Dataset rows describing interfaces
################
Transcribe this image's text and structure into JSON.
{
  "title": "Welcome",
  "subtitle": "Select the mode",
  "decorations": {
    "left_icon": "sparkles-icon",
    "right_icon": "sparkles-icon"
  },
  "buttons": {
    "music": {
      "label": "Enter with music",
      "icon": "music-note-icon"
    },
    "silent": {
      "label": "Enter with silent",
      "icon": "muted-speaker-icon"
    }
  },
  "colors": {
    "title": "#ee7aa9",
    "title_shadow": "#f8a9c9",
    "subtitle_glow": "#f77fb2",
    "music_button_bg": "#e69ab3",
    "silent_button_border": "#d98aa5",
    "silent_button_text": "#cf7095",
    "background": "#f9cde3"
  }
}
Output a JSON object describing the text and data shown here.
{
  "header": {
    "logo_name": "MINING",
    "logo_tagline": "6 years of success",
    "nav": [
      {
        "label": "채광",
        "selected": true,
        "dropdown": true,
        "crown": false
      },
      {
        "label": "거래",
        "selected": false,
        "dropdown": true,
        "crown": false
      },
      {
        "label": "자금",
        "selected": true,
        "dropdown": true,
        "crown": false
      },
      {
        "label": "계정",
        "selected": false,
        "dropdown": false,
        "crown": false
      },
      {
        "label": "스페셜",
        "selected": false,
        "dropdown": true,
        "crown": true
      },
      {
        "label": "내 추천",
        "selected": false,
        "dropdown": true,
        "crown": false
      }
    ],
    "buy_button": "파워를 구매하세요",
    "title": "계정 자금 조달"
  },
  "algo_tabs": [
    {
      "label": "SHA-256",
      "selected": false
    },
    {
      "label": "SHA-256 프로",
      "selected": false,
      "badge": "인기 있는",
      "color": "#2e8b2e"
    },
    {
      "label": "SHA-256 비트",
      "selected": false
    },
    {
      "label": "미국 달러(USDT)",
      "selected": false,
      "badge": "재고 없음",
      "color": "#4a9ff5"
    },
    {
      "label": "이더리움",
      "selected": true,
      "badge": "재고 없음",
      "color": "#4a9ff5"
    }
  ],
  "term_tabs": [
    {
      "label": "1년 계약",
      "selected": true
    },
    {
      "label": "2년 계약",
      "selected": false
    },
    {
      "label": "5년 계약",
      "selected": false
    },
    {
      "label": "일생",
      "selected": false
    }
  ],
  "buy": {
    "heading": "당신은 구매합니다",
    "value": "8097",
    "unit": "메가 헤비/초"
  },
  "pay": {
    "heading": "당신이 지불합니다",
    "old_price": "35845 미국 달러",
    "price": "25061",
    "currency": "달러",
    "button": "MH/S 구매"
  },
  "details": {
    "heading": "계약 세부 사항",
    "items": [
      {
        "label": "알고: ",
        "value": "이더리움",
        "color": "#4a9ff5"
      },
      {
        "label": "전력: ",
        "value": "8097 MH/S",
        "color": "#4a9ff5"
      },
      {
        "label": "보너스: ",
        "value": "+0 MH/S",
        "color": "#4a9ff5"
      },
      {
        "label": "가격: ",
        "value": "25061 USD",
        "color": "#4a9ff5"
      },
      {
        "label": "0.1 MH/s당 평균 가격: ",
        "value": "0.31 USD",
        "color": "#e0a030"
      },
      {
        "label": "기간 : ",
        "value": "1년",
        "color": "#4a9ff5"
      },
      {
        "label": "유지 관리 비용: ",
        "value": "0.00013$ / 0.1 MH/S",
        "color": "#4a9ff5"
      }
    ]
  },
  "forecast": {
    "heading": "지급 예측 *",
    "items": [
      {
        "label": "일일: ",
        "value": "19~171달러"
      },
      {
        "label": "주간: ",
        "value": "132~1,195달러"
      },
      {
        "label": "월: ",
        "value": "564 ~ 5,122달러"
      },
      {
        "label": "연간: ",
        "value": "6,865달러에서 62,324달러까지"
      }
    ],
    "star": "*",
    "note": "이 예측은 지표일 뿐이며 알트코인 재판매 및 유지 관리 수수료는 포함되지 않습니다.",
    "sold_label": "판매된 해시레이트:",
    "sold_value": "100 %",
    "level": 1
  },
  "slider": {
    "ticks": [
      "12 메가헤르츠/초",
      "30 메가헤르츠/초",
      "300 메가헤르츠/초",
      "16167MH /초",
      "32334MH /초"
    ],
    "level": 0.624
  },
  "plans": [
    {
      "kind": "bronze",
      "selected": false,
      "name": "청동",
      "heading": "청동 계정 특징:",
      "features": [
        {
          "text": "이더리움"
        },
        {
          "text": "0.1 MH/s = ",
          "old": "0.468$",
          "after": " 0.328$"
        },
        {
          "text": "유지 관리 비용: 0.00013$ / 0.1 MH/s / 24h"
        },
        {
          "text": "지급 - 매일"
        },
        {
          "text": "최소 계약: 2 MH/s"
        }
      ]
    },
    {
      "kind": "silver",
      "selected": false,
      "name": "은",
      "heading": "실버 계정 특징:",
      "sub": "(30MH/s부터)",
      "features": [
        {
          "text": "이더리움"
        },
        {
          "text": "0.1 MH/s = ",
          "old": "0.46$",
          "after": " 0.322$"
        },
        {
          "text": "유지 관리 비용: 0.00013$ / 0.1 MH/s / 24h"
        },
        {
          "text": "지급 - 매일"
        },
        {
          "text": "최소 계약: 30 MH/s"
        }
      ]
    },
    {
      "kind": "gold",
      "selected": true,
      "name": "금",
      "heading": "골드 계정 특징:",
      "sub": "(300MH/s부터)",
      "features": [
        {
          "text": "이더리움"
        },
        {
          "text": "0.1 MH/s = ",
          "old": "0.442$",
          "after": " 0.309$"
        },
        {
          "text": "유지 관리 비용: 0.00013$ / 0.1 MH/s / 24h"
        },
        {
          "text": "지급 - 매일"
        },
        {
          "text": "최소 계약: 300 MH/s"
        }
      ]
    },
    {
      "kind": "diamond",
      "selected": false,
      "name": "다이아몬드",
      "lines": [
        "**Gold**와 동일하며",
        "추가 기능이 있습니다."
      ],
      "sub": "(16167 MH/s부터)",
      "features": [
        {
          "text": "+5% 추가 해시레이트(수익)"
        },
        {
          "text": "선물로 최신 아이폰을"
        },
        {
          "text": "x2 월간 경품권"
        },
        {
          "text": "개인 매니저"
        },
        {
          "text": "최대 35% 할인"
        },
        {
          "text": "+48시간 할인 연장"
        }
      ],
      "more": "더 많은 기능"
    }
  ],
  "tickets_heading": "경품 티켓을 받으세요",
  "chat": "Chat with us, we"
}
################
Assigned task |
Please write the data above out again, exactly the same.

Result |
Transcribe this image's text and structure into JSON.
{
  "title": "Welcome",
  "subtitle": "Select the mode",
  "decorations": {
    "left_icon": "sparkles-icon",
    "right_icon": "sparkles-icon"
  },
  "buttons": {
    "music": {
      "label": "Enter with music",
      "icon": "music-note-icon"
    },
    "silent": {
      "label": "Enter with silent",
      "icon": "muted-speaker-icon"
    }
  },
  "colors": {
    "title": "#ee7aa9",
    "title_shadow": "#f8a9c9",
    "subtitle_glow": "#f77fb2",
    "music_button_bg": "#e69ab3",
    "silent_button_border": "#d98aa5",
    "silent_button_text": "#cf7095",
    "background": "#f9cde3"
  }
}
Output a JSON object describing the text and data shown here.
{
  "header": {
    "logo_name": "MINING",
    "logo_tagline": "6 years of success",
    "nav": [
      {
        "label": "채광",
        "selected": true,
        "dropdown": true,
        "crown": false
      },
      {
        "label": "거래",
        "selected": false,
        "dropdown": true,
        "crown": false
      },
      {
        "label": "자금",
        "selected": true,
        "dropdown": true,
        "crown": false
      },
      {
        "label": "계정",
        "selected": false,
        "dropdown": false,
        "crown": false
      },
      {
        "label": "스페셜",
        "selected": false,
        "dropdown": true,
        "crown": true
      },
      {
        "label": "내 추천",
        "selected": false,
        "dropdown": true,
        "crown": false
      }
    ],
    "buy_button": "파워를 구매하세요",
    "title": "계정 자금 조달"
  },
  "algo_tabs": [
    {
      "label": "SHA-256",
      "selected": false
    },
    {
      "label": "SHA-256 프로",
      "selected": false,
      "badge": "인기 있는",
      "color": "#2e8b2e"
    },
    {
      "label": "SHA-256 비트",
      "selected": false
    },
    {
      "label": "미국 달러(USDT)",
      "selected": false,
      "badge": "재고 없음",
      "color": "#4a9ff5"
    },
    {
      "label": "이더리움",
      "selected": true,
      "badge": "재고 없음",
      "color": "#4a9ff5"
    }
  ],
  "term_tabs": [
    {
      "label": "1년 계약",
      "selected": true
    },
    {
      "label": "2년 계약",
      "selected": false
    },
    {
      "label": "5년 계약",
      "selected": false
    },
    {
      "label": "일생",
      "selected": false
    }
  ],
  "buy": {
    "heading": "당신은 구매합니다",
    "value": "8097",
    "unit": "메가 헤비/초"
  },
  "pay": {
    "heading": "당신이 지불합니다",
    "old_price": "35845 미국 달러",
    "price": "25061",
    "currency": "달러",
    "button": "MH/S 구매"
  },
  "details": {
    "heading": "계약 세부 사항",
    "items": [
      {
        "label": "알고: ",
        "value": "이더리움",
        "color": "#4a9ff5"
      },
      {
        "label": "전력: ",
        "value": "8097 MH/S",
        "color": "#4a9ff5"
      },
      {
        "label": "보너스: ",
        "value": "+0 MH/S",
        "color": "#4a9ff5"
      },
      {
        "label": "가격: ",
        "value": "25061 USD",
        "color": "#4a9ff5"
      },
      {
        "label": "0.1 MH/s당 평균 가격: ",
        "value": "0.31 USD",
        "color": "#e0a030"
      },
      {
        "label": "기간 : ",
        "value": "1년",
        "color": "#4a9ff5"
      },
      {
        "label": "유지 관리 비용: ",
        "value": "0.00013$ / 0.1 MH/S",
        "color": "#4a9ff5"
      }
    ]
  },
  "forecast": {
    "heading": "지급 예측 *",
    "items": [
      {
        "label": "일일: ",
        "value": "19~171달러"
      },
      {
        "label": "주간: ",
        "value": "132~1,195달러"
      },
      {
        "label": "월: ",
        "value": "564 ~ 5,122달러"
      },
      {
        "label": "연간: ",
        "value": "6,865달러에서 62,324달러까지"
      }
    ],
    "star": "*",
    "note": "이 예측은 지표일 뿐이며 알트코인 재판매 및 유지 관리 수수료는 포함되지 않습니다.",
    "sold_label": "판매된 해시레이트:",
    "sold_value": "100 %",
    "level": 1
  },
  "slider": {
    "ticks": [
      "12 메가헤르츠/초",
      "30 메가헤르츠/초",
      "300 메가헤르츠/초",
      "16167MH /초",
      "32334MH /초"
    ],
    "level": 0.624
  },
  "plans": [
    {
      "kind": "bronze",
      "selected": false,
      "name": "청동",
      "heading": "청동 계정 특징:",
      "features": [
        {
          "text": "이더리움"
        },
        {
          "text": "0.1 MH/s = ",
          "old": "0.468$",
          "after": " 0.328$"
        },
        {
          "text": "유지 관리 비용: 0.00013$ / 0.1 MH/s / 24h"
        },
        {
          "text": "지급 - 매일"
        },
        {
          "text": "최소 계약: 2 MH/s"
        }
      ]
    },
    {
      "kind": "silver",
      "selected": false,
      "name": "은",
      "heading": "실버 계정 특징:",
      "sub": "(30MH/s부터)",
      "features": [
        {
          "text": "이더리움"
        },
        {
          "text": "0.1 MH/s = ",
          "old": "0.46$",
          "after": " 0.322$"
        },
        {
          "text": "유지 관리 비용: 0.00013$ / 0.1 MH/s / 24h"
        },
        {
          "text": "지급 - 매일"
        },
        {
          "text": "최소 계약: 30 MH/s"
        }
      ]
    },
    {
      "kind": "gold",
      "selected": true,
      "name": "금",
      "heading": "골드 계정 특징:",
      "sub": "(300MH/s부터)",
      "features": [
        {
          "text": "이더리움"
        },
        {
          "text": "0.1 MH/s = ",
          "old": "0.442$",
          "after": " 0.309$"
        },
        {
          "text": "유지 관리 비용: 0.00013$ / 0.1 MH/s / 24h"
        },
        {
          "text": "지급 - 매일"
        },
        {
          "text": "최소 계약: 300 MH/s"
        }
      ]
    },
    {
      "kind": "diamond",
      "selected": false,
      "name": "다이아몬드",
      "lines": [
        "**Gold**와 동일하며",
        "추가 기능이 있습니다."
      ],
      "sub": "(16167 MH/s부터)",
      "features": [
        {
          "text": "+5% 추가 해시레이트(수익)"
        },
        {
          "text": "선물로 최신 아이폰을"
        },
        {
          "text": "x2 월간 경품권"
        },
        {
          "text": "개인 매니저"
        },
        {
          "text": "최대 35% 할인"
        },
        {
          "text": "+48시간 할인 연장"
        }
      ],
      "more": "더 많은 기능"
    }
  ],
  "tickets_heading": "경품 티켓을 받으세요",
  "chat": "Chat with us, we"
}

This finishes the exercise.